Pictures don't belong in the copy; print all the records exactly.

>>>

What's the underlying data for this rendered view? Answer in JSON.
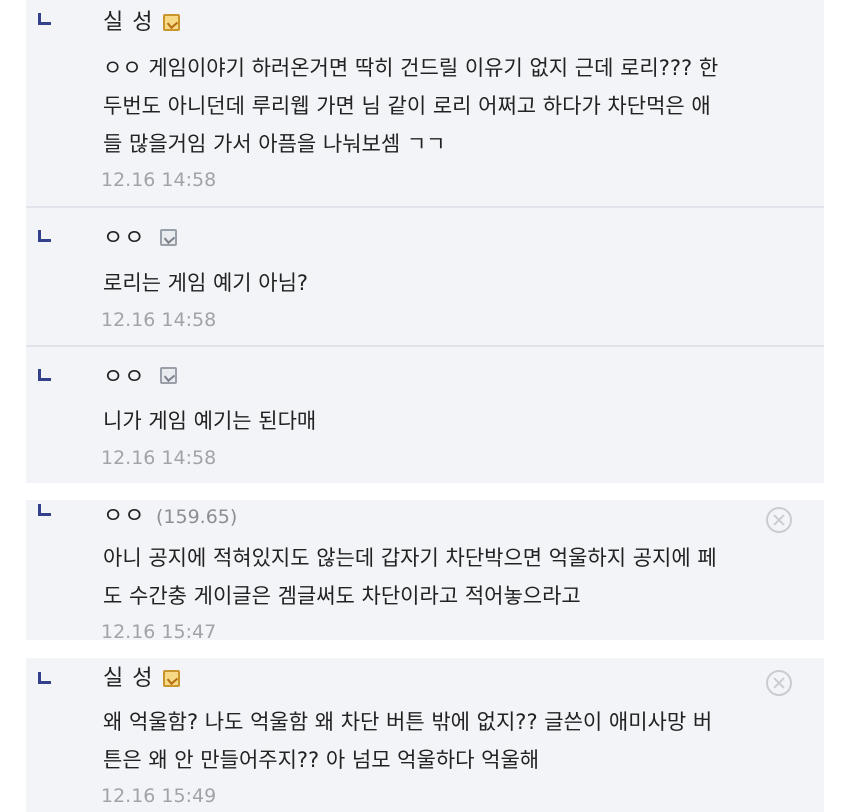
{
  "comments": [
    {
      "nick": "실 성",
      "badge": "fixed-nick-icon",
      "lines": [
        "ㅇㅇ 게임이야기 하러온거면 딱히 건드릴 이유기 없지 근데 로리??? 한",
        "두번도 아니던데 루리웹 가면 님 같이 로리 어쩌고 하다가 차단먹은 애",
        "들 많을거임 가서 아픔을 나눠보셈 ㄱㄱ"
      ],
      "date": "12.16 14:58"
    },
    {
      "nick": "ㅇㅇ",
      "badge": "half-fixed-nick-icon",
      "lines": [
        "로리는 게임 예기 아님?"
      ],
      "date": "12.16 14:58"
    },
    {
      "nick": "ㅇㅇ",
      "badge": "half-fixed-nick-icon",
      "lines": [
        "니가 게임 예기는 된다매"
      ],
      "date": "12.16 14:58"
    },
    {
      "nick": "ㅇㅇ",
      "ip": "(159.65)",
      "lines": [
        "아니 공지에 적혀있지도 않는데 갑자기 차단박으면 억울하지 공지에 페",
        "도 수간충 게이글은 겜글써도 차단이라고 적어놓으라고"
      ],
      "date": "12.16 15:47"
    },
    {
      "nick": "실 성",
      "badge": "fixed-nick-icon",
      "lines": [
        "왜 억울함? 나도 억울함 왜 차단 버튼 밖에 없지?? 글쓴이 애미사망 버",
        "튼은 왜 안 만들어주지?? 아 넘모 억울하다 억울해"
      ],
      "date": "12.16 15:49"
    }
  ]
}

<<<

* [Response below]:
What's the underlying data for this rendered view? Answer in JSON.
{
  "comments": [
    {
      "nick": "실 성",
      "badge": "fixed-nick-icon",
      "lines": [
        "ㅇㅇ 게임이야기 하러온거면 딱히 건드릴 이유기 없지 근데 로리??? 한",
        "두번도 아니던데 루리웹 가면 님 같이 로리 어쩌고 하다가 차단먹은 애",
        "들 많을거임 가서 아픔을 나눠보셈 ㄱㄱ"
      ],
      "date": "12.16 14:58"
    },
    {
      "nick": "ㅇㅇ",
      "badge": "half-fixed-nick-icon",
      "lines": [
        "로리는 게임 예기 아님?"
      ],
      "date": "12.16 14:58"
    },
    {
      "nick": "ㅇㅇ",
      "badge": "half-fixed-nick-icon",
      "lines": [
        "니가 게임 예기는 된다매"
      ],
      "date": "12.16 14:58"
    },
    {
      "nick": "ㅇㅇ",
      "ip": "(159.65)",
      "lines": [
        "아니 공지에 적혀있지도 않는데 갑자기 차단박으면 억울하지 공지에 페",
        "도 수간충 게이글은 겜글써도 차단이라고 적어놓으라고"
      ],
      "date": "12.16 15:47"
    },
    {
      "nick": "실 성",
      "badge": "fixed-nick-icon",
      "lines": [
        "왜 억울함? 나도 억울함 왜 차단 버튼 밖에 없지?? 글쓴이 애미사망 버",
        "튼은 왜 안 만들어주지?? 아 넘모 억울하다 억울해"
      ],
      "date": "12.16 15:49"
    }
  ]
}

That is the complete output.